Through the past year I have gone through a serious health issue that forced me to put my normal life on hold.  I stopped my consultancy work.  I stopped cooking for our stall at the Legaspi Sunday Market.  I stopped dancing and practicing for dance competitions.

After 3 months, I began to dance socially.  After 5 months, I competed once more.  After 7 months, I began to cook again for our stall at the Legaspi Sunday market. And now 8 months later, I am writing my first article for the Mansmith Business World Column.  Actually I began this column 8 months ago but stopped because my brain was still “hanging” (as many of our computers hang when too many programs are running), I resumed writing this article 2 months later.

The road back to normalcy has not been easy.  Regaining my strength and stamina is still an issue.  I still tire easily. My brain still “hangs” from time to time.  But while I have lost strength and stamina, I gained a new thoughtfulness. Lately I have been reflecting on resiliency.  Resiliency in my personal life.  Resiliency in the world of business. Every day we see examples of disasters.  Take for instance, the Leyte disaster. 

This is one of the most severe disasters to hit our country.  And every day we see example of resiliency from those from Leyte. 

What does it take to become resilient?  What does it take to make a comeback?

I believe First and Foremost there has to be the will to survive. I have seen people, organizations and companies lose the will to survive.
For some, there was the inability to adjust to change. Today technology is driving factor for change.  The quick rate of change in technology has challenged business leadership unable to understand how technology is changing the world and their market. 
For others, fear results in an inability to deal with the crisis at hand.  Fear of the unknown.  Fear and uncertainty as to how to move forward.
For yet others, sheer fatigue makes the organization give up. Once the leadership of the organization shows how tired they are, the fatigue permeates down the organization.

How does one deal with fear?  My own personal way of dealing with uncertainty and fear is very simple.  Take it one step at a time.  If you only look at the big picture, it becomes overwhelming and paralyzing.  Take a deep breath and concentrate on the immediate task at hand.  In my personal case, it was walking immediately after my operation, walking further and further each day, for a longer period of time each day.  In business, I would take it one day at a time.  One week at a time.  One month at a time.  Today we will do “abc “.  This week we will focus on “123”.  This month we will complete “xyz”.

The desire to make it happen.  We all want to make things happen.  Some people however, have more desire than others.  The strength of the desire results in follow through.  The strength of desire results in resiliency once things don’t pan out they way they were expected to.  Is the strength of ‘desire’ innate to the personality of an individual?  In all my years of working, I say ‘yes’.  Some people are just more motivated and ambitious than others.  However, can those less motivated and less ambitious be motivated to do more than they would ordinarily do on their own?  I say “YES!”  This is where leadership, role modelling, culture, and cleverly crafted objectives come into play.

“If you don’t know where you’re going, you’ll never get there”.  The vision and the roadmap are important.  Most of us have worked on paper on a “maze ” puzzle.  This is where you are given the end point and the start point and must find your way through a series of twists and turns to connect the two points.  As you know, some turns result in dead ends.   When I work on this puzzle, I usually begin at the end and work my way back to the start point.  As the saying goes, “Begin with the end in mind”.

However, in real life, we rarely get an aerial view of the maze.
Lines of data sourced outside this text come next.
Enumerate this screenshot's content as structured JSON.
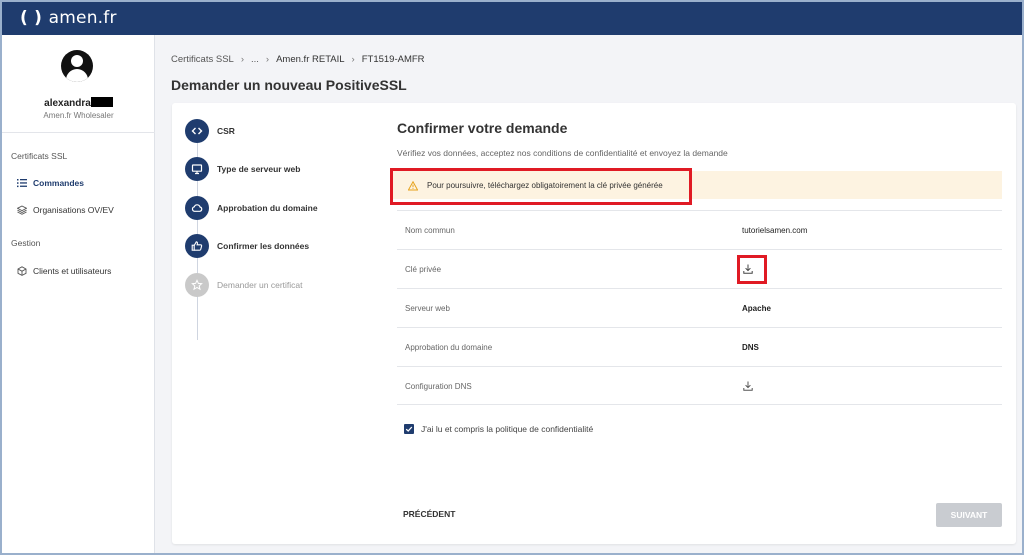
{
  "brand": {
    "logo_text": "amen.fr",
    "logo_mark": "( )"
  },
  "colors": {
    "navy": "#1f3c6e",
    "alert_bg": "#fdf3e1",
    "highlight_red": "#e01a24",
    "disabled_button": "#c9ccd1"
  },
  "user": {
    "name": "alexandra",
    "role": "Amen.fr Wholesaler"
  },
  "sidebar": {
    "section_ssl": "Certificats SSL",
    "items_ssl": [
      {
        "label": "Commandes",
        "icon": "list-icon"
      },
      {
        "label": "Organisations OV/EV",
        "icon": "layers-icon"
      }
    ],
    "section_manage": "Gestion",
    "items_manage": [
      {
        "label": "Clients et utilisateurs",
        "icon": "cube-icon"
      }
    ]
  },
  "breadcrumb": [
    "Certificats SSL",
    "...",
    "Amen.fr RETAIL",
    "FT1519-AMFR"
  ],
  "page_title": "Demander un nouveau PositiveSSL",
  "steps": [
    {
      "label": "CSR",
      "icon": "code-icon"
    },
    {
      "label": "Type de serveur web",
      "icon": "monitor-icon"
    },
    {
      "label": "Approbation du domaine",
      "icon": "cloud-icon"
    },
    {
      "label": "Confirmer les données",
      "icon": "thumbs-up-icon"
    },
    {
      "label": "Demander un certificat",
      "icon": "star-icon"
    }
  ],
  "confirm": {
    "title": "Confirmer votre demande",
    "subtitle": "Vérifiez vos données, acceptez nos conditions de confidentialité et envoyez la demande",
    "alert": "Pour poursuivre, téléchargez obligatoirement la clé privée générée",
    "rows": [
      {
        "label": "Nom commun",
        "value": "tutorielsamen.com"
      },
      {
        "label": "Clé privée",
        "value": ""
      },
      {
        "label": "Serveur web",
        "value": "Apache"
      },
      {
        "label": "Approbation du domaine",
        "value": "DNS"
      },
      {
        "label": "Configuration DNS",
        "value": ""
      }
    ],
    "checkbox_label": "J'ai lu et compris la politique de confidentialité",
    "checkbox_checked": true,
    "prev_label": "PRÉCÉDENT",
    "next_label": "SUIVANT"
  }
}
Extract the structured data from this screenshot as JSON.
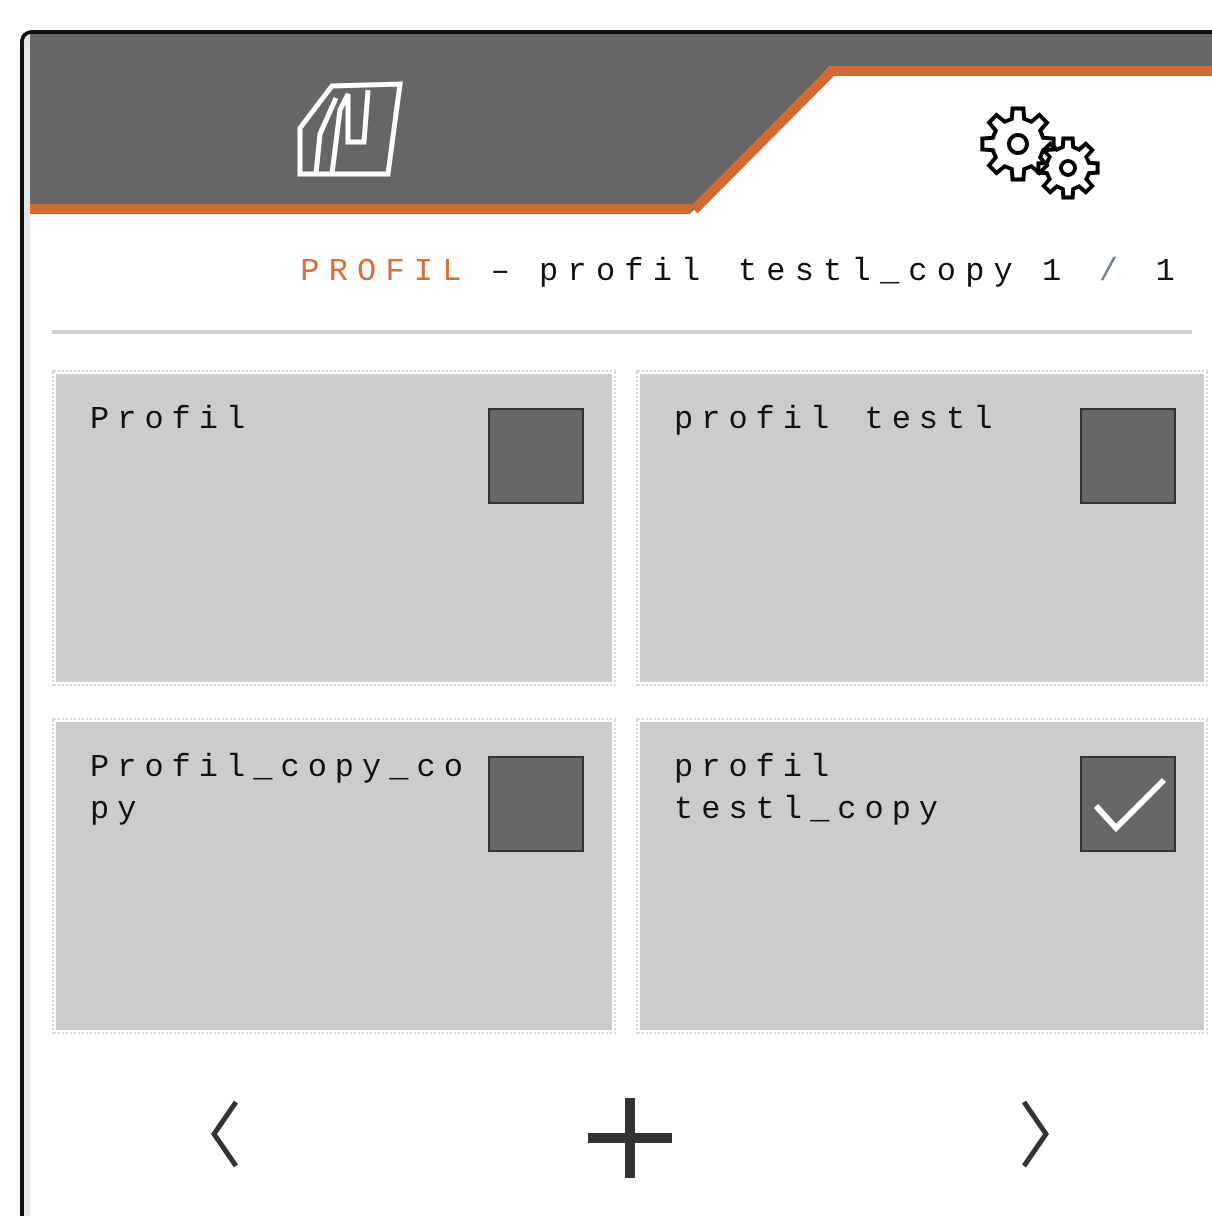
{
  "tabs": [
    {
      "kind": "machine",
      "selected": false
    },
    {
      "kind": "settings",
      "selected": true
    }
  ],
  "header": {
    "section": "PROFIL",
    "separator": "–",
    "name": "profil testl_copy",
    "page": "1",
    "page_separator": "/",
    "page_total": "1"
  },
  "profiles": [
    {
      "name": "Profil",
      "checked": false
    },
    {
      "name": "profil testl",
      "checked": false
    },
    {
      "name": "Profil_copy_copy",
      "checked": false
    },
    {
      "name": "profil testl_copy",
      "checked": true
    }
  ],
  "nav": [
    {
      "kind": "previous"
    },
    {
      "kind": "add"
    },
    {
      "kind": "next"
    }
  ]
}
While we know what the end point is “the vision” and can figure out what the key steps to the roadmap are, we will always make a wrong turn and have to retreat and start again.  This is where taking a deep breath and taking it one step at a time comes into play.



Malu Dy Buncio is Senior Consultant and Chief Business Development Strategist for Mansmith and Fielders (www.mansmith.net).  Her area of expertise is business management, direct selling, communications and strategic planning. She will conduct the 3rd Strategic Planning Seminar on September 3-4, 2014.  She is also available as a speaker for motivational talks.